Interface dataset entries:
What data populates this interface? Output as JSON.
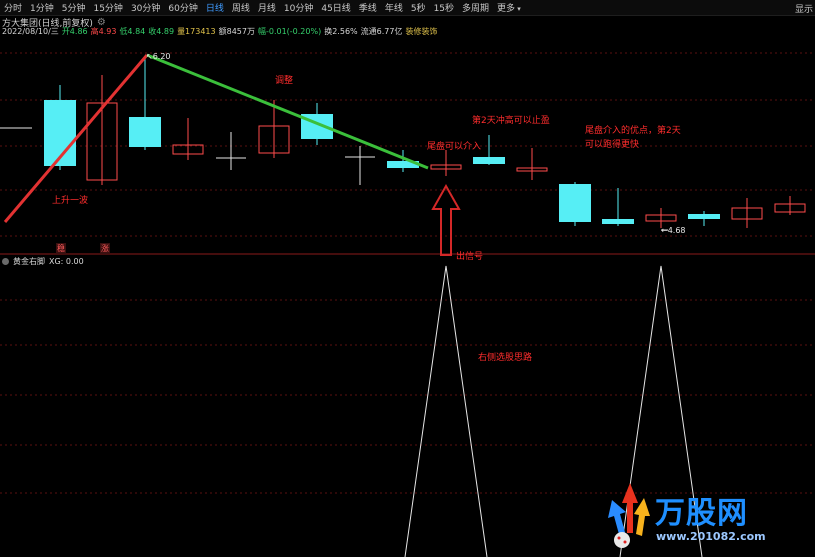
{
  "toolbar": {
    "items": [
      "分时",
      "1分钟",
      "5分钟",
      "15分钟",
      "30分钟",
      "60分钟",
      "日线",
      "周线",
      "月线",
      "10分钟",
      "45日线",
      "季线",
      "年线",
      "5秒",
      "15秒",
      "多周期",
      "更多"
    ],
    "active": "日线",
    "right_label": "显示"
  },
  "header": {
    "title": "方大集团(日线,前复权)"
  },
  "info_row": {
    "date": "2022/08/10/三",
    "open": "开4.86",
    "high": "高4.93",
    "low": "低4.84",
    "close": "收4.89",
    "volume": "量173413",
    "amount": "额8457万",
    "change": "幅-0.01(-0.20%)",
    "turnover": "换2.56%",
    "float": "流通6.77亿",
    "concept": "装修装饰"
  },
  "main_chart": {
    "high_label": "6.20",
    "low_label": "4.68",
    "markers": [
      "稳",
      "涨"
    ],
    "annotations": {
      "rise": "上升一波",
      "adjust": "调整",
      "tail_entry": "尾盘可以介入",
      "next_day": "第2天冲高可以止盈",
      "advantage_line1": "尾盘介入的优点，第2天",
      "advantage_line2": "可以跑得更快",
      "signal": "出信号"
    },
    "colors": {
      "up": "#ff4c4c",
      "down": "#56eef5",
      "uptrend": "#e23232",
      "downtrend": "#3bbf3b",
      "arrow": "#d42828",
      "grid": "#6a1515"
    }
  },
  "sub_chart": {
    "indicator_name": "黄金右脚",
    "indicator_value": "XG: 0.00",
    "annotation": "右侧选股思路"
  },
  "watermark": {
    "text": "万股网",
    "url": "www.201082.com"
  }
}
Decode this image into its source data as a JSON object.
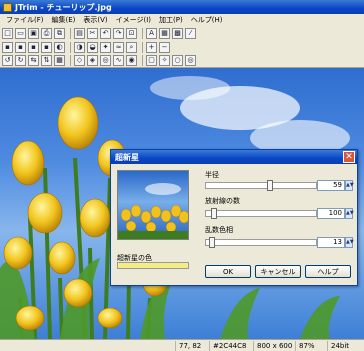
{
  "window": {
    "title": "JTrim - チューリップ.jpg"
  },
  "menu": [
    "ファイル(F)",
    "編集(E)",
    "表示(V)",
    "イメージ(I)",
    "加工(P)",
    "ヘルプ(H)"
  ],
  "toolbar1": {
    "icons": [
      "new-icon",
      "open-icon",
      "save-icon",
      "print-icon",
      "copy-icon",
      "paste-icon",
      "cut-icon",
      "undo-icon",
      "redo-icon",
      "crop-icon",
      "text-icon",
      "frame-icon",
      "palette-icon",
      "dropper-icon"
    ],
    "glyphs": [
      "□",
      "▭",
      "▣",
      "⎙",
      "⧉",
      "▤",
      "✂",
      "↶",
      "↷",
      "⊡",
      "A",
      "▦",
      "▩",
      "⁄"
    ]
  },
  "toolbar2": {
    "icons": [
      "grayscale-icon",
      "sepia-icon",
      "color-icon",
      "hsv-icon",
      "brightness-icon",
      "contrast-icon",
      "gamma-icon",
      "sharpen-icon",
      "blur-icon",
      "zoom-icon",
      "zoom-in-icon",
      "zoom-out-icon"
    ],
    "glyphs": [
      "▪",
      "▪",
      "▪",
      "▪",
      "◐",
      "◑",
      "◒",
      "✦",
      "≈",
      "⌕",
      "+",
      "−"
    ]
  },
  "toolbar3": {
    "icons": [
      "rotate-left-icon",
      "rotate-right-icon",
      "flip-h-icon",
      "flip-v-icon",
      "mosaic-icon",
      "emboss-icon",
      "oil-icon",
      "swirl-icon",
      "wave-icon",
      "spiral-icon",
      "frame-effect-icon",
      "star-icon",
      "circle-icon",
      "target-icon"
    ],
    "glyphs": [
      "↺",
      "↻",
      "⇆",
      "⇅",
      "▦",
      "◇",
      "◈",
      "◎",
      "∿",
      "◉",
      "▢",
      "✧",
      "○",
      "◎"
    ]
  },
  "status": {
    "coords": "77, 82",
    "color_code": "#2C44C8",
    "size": "800 x 600",
    "zoom": "87%",
    "depth": "24bit"
  },
  "dialog": {
    "title": "超新星",
    "color_label": "超新星の色",
    "color_value": "#f4ec84",
    "params": [
      {
        "label": "半径",
        "value": "59",
        "level": 0.59
      },
      {
        "label": "放射線の数",
        "value": "100",
        "level": 0.05
      },
      {
        "label": "乱数色相",
        "value": "13",
        "level": 0.03
      }
    ],
    "buttons": {
      "ok": "OK",
      "cancel": "キャンセル",
      "help": "ヘルプ"
    }
  }
}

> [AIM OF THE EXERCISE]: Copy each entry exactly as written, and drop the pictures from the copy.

> [ANSWER TO THE EXERCISE]:
What data populates this interface? Output as JSON.
{
  "toolbar": {
    "items": [
      "分时",
      "1分钟",
      "5分钟",
      "15分钟",
      "30分钟",
      "60分钟",
      "日线",
      "周线",
      "月线",
      "10分钟",
      "45日线",
      "季线",
      "年线",
      "5秒",
      "15秒",
      "多周期",
      "更多"
    ],
    "active": "日线",
    "right_label": "显示"
  },
  "header": {
    "title": "方大集团(日线,前复权)"
  },
  "info_row": {
    "date": "2022/08/10/三",
    "open": "开4.86",
    "high": "高4.93",
    "low": "低4.84",
    "close": "收4.89",
    "volume": "量173413",
    "amount": "额8457万",
    "change": "幅-0.01(-0.20%)",
    "turnover": "换2.56%",
    "float": "流通6.77亿",
    "concept": "装修装饰"
  },
  "main_chart": {
    "high_label": "6.20",
    "low_label": "4.68",
    "markers": [
      "稳",
      "涨"
    ],
    "annotations": {
      "rise": "上升一波",
      "adjust": "调整",
      "tail_entry": "尾盘可以介入",
      "next_day": "第2天冲高可以止盈",
      "advantage_line1": "尾盘介入的优点，第2天",
      "advantage_line2": "可以跑得更快",
      "signal": "出信号"
    },
    "colors": {
      "up": "#ff4c4c",
      "down": "#56eef5",
      "uptrend": "#e23232",
      "downtrend": "#3bbf3b",
      "arrow": "#d42828",
      "grid": "#6a1515"
    }
  },
  "sub_chart": {
    "indicator_name": "黄金右脚",
    "indicator_value": "XG: 0.00",
    "annotation": "右侧选股思路"
  },
  "watermark": {
    "text": "万股网",
    "url": "www.201082.com"
  }
}
Decode this image into its source data as a JSON object.
{
  "window": {
    "title": "JTrim - チューリップ.jpg"
  },
  "menu": [
    "ファイル(F)",
    "編集(E)",
    "表示(V)",
    "イメージ(I)",
    "加工(P)",
    "ヘルプ(H)"
  ],
  "toolbar1": {
    "icons": [
      "new-icon",
      "open-icon",
      "save-icon",
      "print-icon",
      "copy-icon",
      "paste-icon",
      "cut-icon",
      "undo-icon",
      "redo-icon",
      "crop-icon",
      "text-icon",
      "frame-icon",
      "palette-icon",
      "dropper-icon"
    ],
    "glyphs": [
      "□",
      "▭",
      "▣",
      "⎙",
      "⧉",
      "▤",
      "✂",
      "↶",
      "↷",
      "⊡",
      "A",
      "▦",
      "▩",
      "⁄"
    ]
  },
  "toolbar2": {
    "icons": [
      "grayscale-icon",
      "sepia-icon",
      "color-icon",
      "hsv-icon",
      "brightness-icon",
      "contrast-icon",
      "gamma-icon",
      "sharpen-icon",
      "blur-icon",
      "zoom-icon",
      "zoom-in-icon",
      "zoom-out-icon"
    ],
    "glyphs": [
      "▪",
      "▪",
      "▪",
      "▪",
      "◐",
      "◑",
      "◒",
      "✦",
      "≈",
      "⌕",
      "+",
      "−"
    ]
  },
  "toolbar3": {
    "icons": [
      "rotate-left-icon",
      "rotate-right-icon",
      "flip-h-icon",
      "flip-v-icon",
      "mosaic-icon",
      "emboss-icon",
      "oil-icon",
      "swirl-icon",
      "wave-icon",
      "spiral-icon",
      "frame-effect-icon",
      "star-icon",
      "circle-icon",
      "target-icon"
    ],
    "glyphs": [
      "↺",
      "↻",
      "⇆",
      "⇅",
      "▦",
      "◇",
      "◈",
      "◎",
      "∿",
      "◉",
      "▢",
      "✧",
      "○",
      "◎"
    ]
  },
  "status": {
    "coords": "77, 82",
    "color_code": "#2C44C8",
    "size": "800 x 600",
    "zoom": "87%",
    "depth": "24bit"
  },
  "dialog": {
    "title": "超新星",
    "color_label": "超新星の色",
    "color_value": "#f4ec84",
    "params": [
      {
        "label": "半径",
        "value": "59",
        "level": 0.59
      },
      {
        "label": "放射線の数",
        "value": "100",
        "level": 0.05
      },
      {
        "label": "乱数色相",
        "value": "13",
        "level": 0.03
      }
    ],
    "buttons": {
      "ok": "OK",
      "cancel": "キャンセル",
      "help": "ヘルプ"
    }
  }
}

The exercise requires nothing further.